May is National Trauma Awareness Month
May 03, 2022
May is National Trauma Awareness Month and here's a sobering statistic you may not know – traumatic injuries are the leading cause of death for children and adults between the ages of one and 45. According to the Centers for Disease Control and Prevention, approximately 275,000 people die each year due to unintentional injury. The impact of injury can have long lasting effects such as disability, mental health disorders and financial issues.
In 2021, Denver Health admitted over 2,300 adult and pediatric patients due to trauma-related injuries. Denver Health's Level One Trauma Team has a 98 percent average survival rate for the worst types of injuries, but the goal of Trauma Awareness Month is to reduce those injuries in the first place.
The Ernest E. Moore Shock Trauma Center at Denver Health is one of the world's leading Trauma Centers and has one of the highest survival rates in the country. In addition to its robust Adult Level One Trauma Center, Denver Health is also an American College of Surgeons verified Level Two Pediatric Trauma Center. Our regional Trauma Center, which manages cases in Colorado and six neighboring states, receives and cares for patients with any type of traumatic injury.

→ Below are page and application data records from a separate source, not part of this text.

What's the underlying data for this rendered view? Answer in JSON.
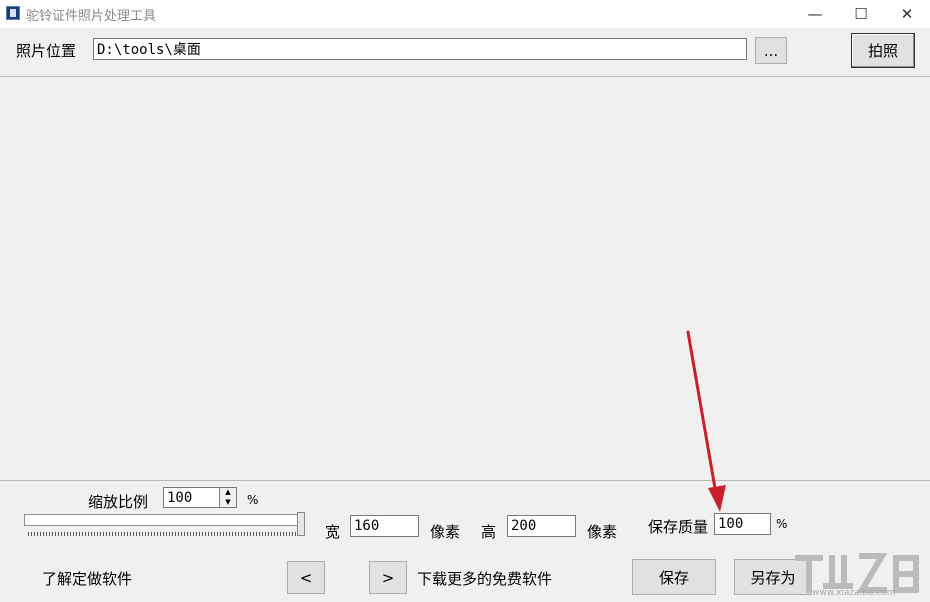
{
  "window": {
    "title": "驼铃证件照片处理工具",
    "controls": {
      "minimize": "—",
      "maximize": "☐",
      "close": "✕"
    }
  },
  "location": {
    "label": "照片位置",
    "value": "D:\\tools\\桌面",
    "browse_label": "...",
    "capture_label": "拍照"
  },
  "zoom": {
    "label": "缩放比例",
    "value": "100",
    "unit": "%"
  },
  "size": {
    "width_label": "宽",
    "width_value": "160",
    "width_unit": "像素",
    "height_label": "高",
    "height_value": "200",
    "height_unit": "像素"
  },
  "quality": {
    "label": "保存质量",
    "value": "100",
    "unit": "%"
  },
  "footer": {
    "learn_label": "了解定做软件",
    "prev_label": "<",
    "next_label": ">",
    "download_label": "下载更多的免费软件",
    "save_label": "保存",
    "save_as_label": "另存为"
  },
  "watermark": {
    "site": "www.xiazaiba.com"
  },
  "colors": {
    "annotation_arrow": "#c8202a",
    "accent": "#0078d7"
  }
}
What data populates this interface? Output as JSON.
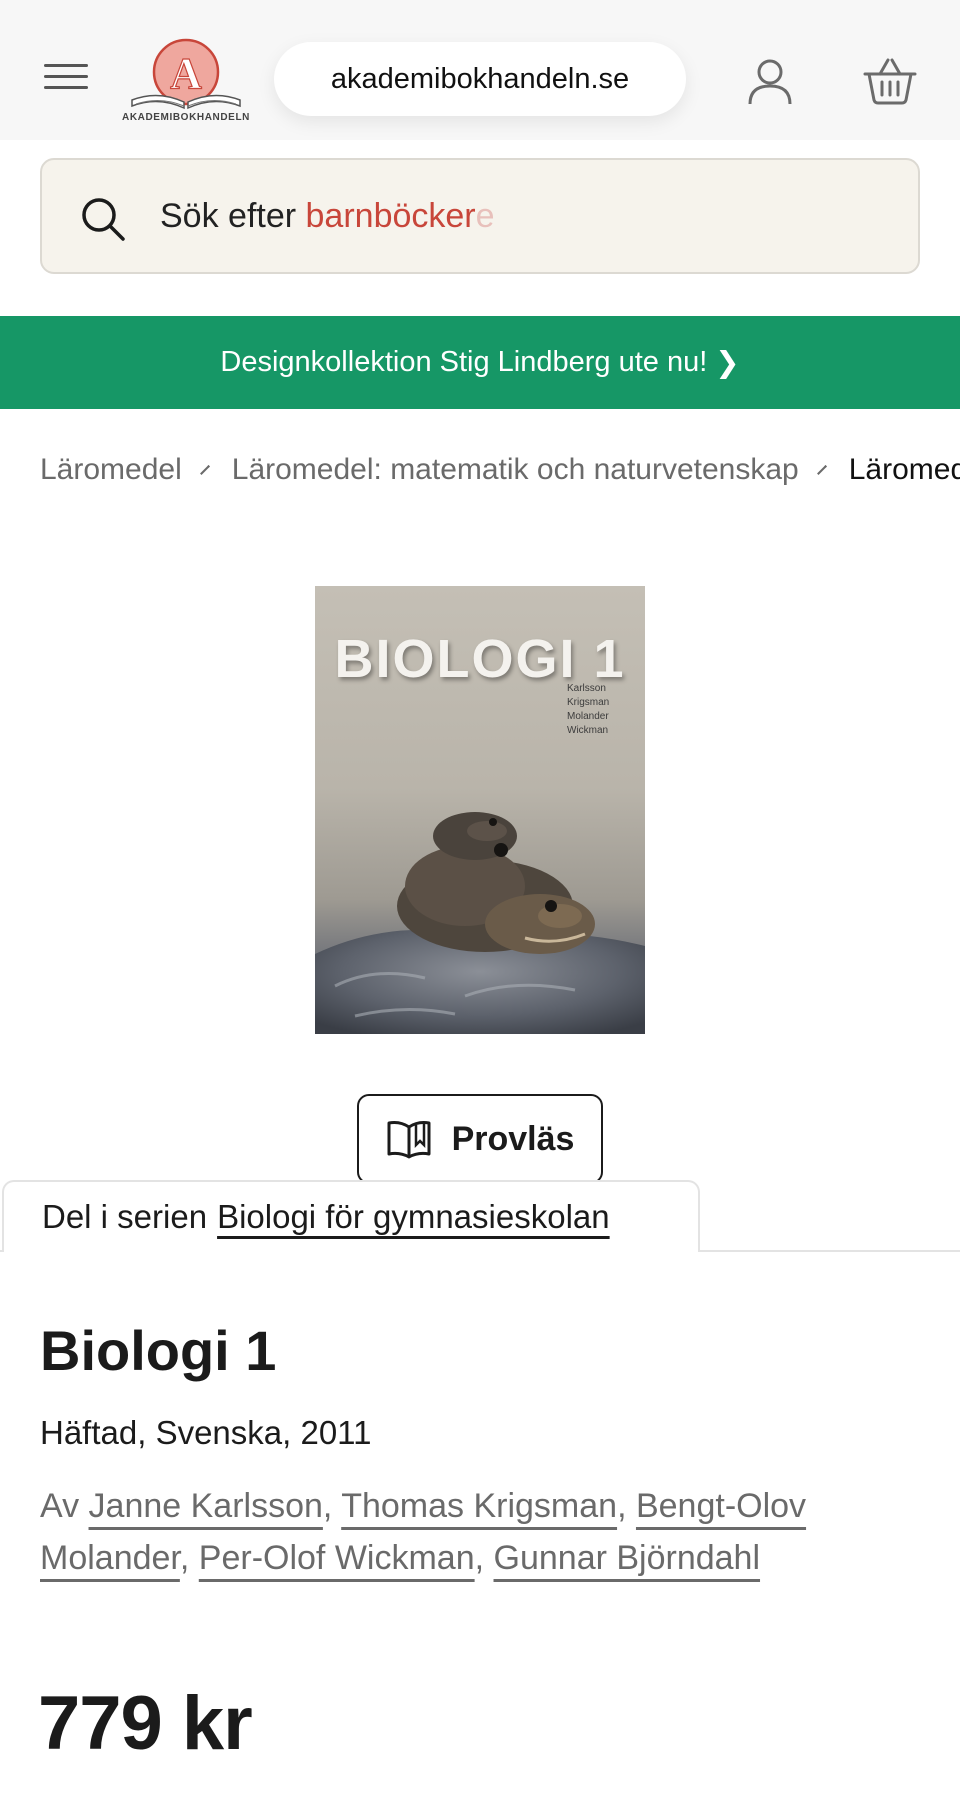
{
  "header": {
    "site_url": "akademibokhandeln.se",
    "logo_text": "AKADEMIBOKHANDELN",
    "logo_letter": "A",
    "brand_color": "#e8877c"
  },
  "search": {
    "prefix": "Sök efter ",
    "highlight": "barnböcker",
    "fade_char": "e",
    "highlight_color": "#c8463a"
  },
  "promo": {
    "text": "Designkollektion Stig Lindberg ute nu!",
    "chevron": "❯",
    "bg_color": "#169766"
  },
  "breadcrumb": {
    "items": [
      "Läromedel",
      "Läromedel: matematik och naturvetenskap",
      "Läromedel"
    ]
  },
  "cover": {
    "title": "BIOLOGI 1",
    "authors": [
      "Karlsson",
      "Krigsman",
      "Molander",
      "Wickman"
    ]
  },
  "preview_button": {
    "label": "Provläs"
  },
  "series": {
    "prefix": "Del i serien",
    "link": "Biologi för gymnasieskolan"
  },
  "product": {
    "title": "Biologi 1",
    "meta": "Häftad, Svenska, 2011",
    "authors_prefix": "Av",
    "authors": [
      "Janne Karlsson",
      "Thomas Krigsman",
      "Bengt-Olov Molander",
      "Per-Olof Wickman",
      "Gunnar Björndahl"
    ],
    "price": "779 kr"
  }
}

Hopefully, you never need to see us because most injuries are preventable. Choosing to be aware of your environment as well as staying informed on the latest safety facts is a great place to start. Following the rules of the road, "safe-play" and wearing appropriate safety gear are all essential in reducing preventable injuries.
Top 10 Injury Prevention Tips
Here is a list of the top 10 things you can do to stay safe and prevent injuries.
- Always remain aware of your surroundings: Notice your environment, the people around you and take note of exits.
- Fall Precaution: Falls are the leading cause of injury-related deaths for people over the age of 65. Make sure walking paths are clear of clutter, minimalize tripping hazards (such as carpets and rugs), turn on lights and make sure handrails are tightened.
- Don't Text and Drive: One out of four motor vehicle crashes in the United States are caused by texting and driving. You are 23 times more likely to be involved in a motor vehicle crash if you text and drive.
- Wear a Seatbelt: Those not wearing seat belts are 30 times more likely to be ejected from a vehicle during a crash. Seatbelts reduce the risks of death by 45 percent and serious injury by 50 percent.
- Child Vehicle Safety: Motor vehicle injuries are a leading cause of death among children. Buckling children in age- and size-appropriate car seats, booster seats and seatbelts reduces serious and fatal injuries by up to 80 percent.
- Wear a Helmet: Having a helmet on when bike riding reduces the risks of head injury by at least 45 percent, brain injury by 33 percent, facial injury by 27 percent and fatal injury by 29 percent.
- Intimate Partner Violence Prevention: One in five women and one in seven men report having experienced severe physical violence from an intimate partner in their lifetime. Denver Health provides on-site victim services to domestic violence victims and their children. Help is also available by contacting our partners at the Rose Andom Center.
- Fire Safety: Ensure home smoke alarms are working. A working home smoke alarm decreases the risk of dying in a fire by 50 percent.
- Suicide Prevention: Suicide is the 10th leading cause of death in the United States, with approximately one death every 11 minutes in 2019, or 47,500 persons. If you need help, call the National Suicide Prevention Lifeline at 1-800-273-TALK (8255).
- Firearm Violence Prevention: 39,740 fire-arm-related deaths occurred in the United States in 2018; approximately 109 people die from a firearm-related injury per day. Treat every gun as if it is loaded. Learn more here.
National Trauma Survivors Day
National Trauma Awareness Month includes National Trauma Survivors Day, which is on May 18, 2022. As a Trauma Survivor Network site, the Denver Health Trauma Program would like to honor and celebrate all our trauma survivors on this day. Every year, we draw inspiration from and provide support to survivors of traumatic injuries and their caregivers, opening the road to their recovery from trauma.
At Denver Health, the Trauma Survivors Network (TSN) is a community of patients and families who are looking to connect with one another and rebuild their lives after a serious injury. Joining this community can help ease the anxiety and frustration often experienced following a sudden injury and the resulting hospitalization.
The Denver Health Trauma Program is committed to supporting and growing the TSN by providing the programs and resources patients and families need to manage their recovery and improve their lives.
For more information about the Trauma Survivor Network at Denver Health email our site coordinator Maggie Savely at DenverTSN@dhha.org.
From 11 a.m. – 1 p.m., May 23 – 27, members of Denver Health's Level One Trauma Team will be outside the Good Day Café, Basement, Pavilion A, at Denver Health to provide information and resources highlighting the Trauma Program and the work we do in the Denver Community.
Learn more about Denver Health Trauma here.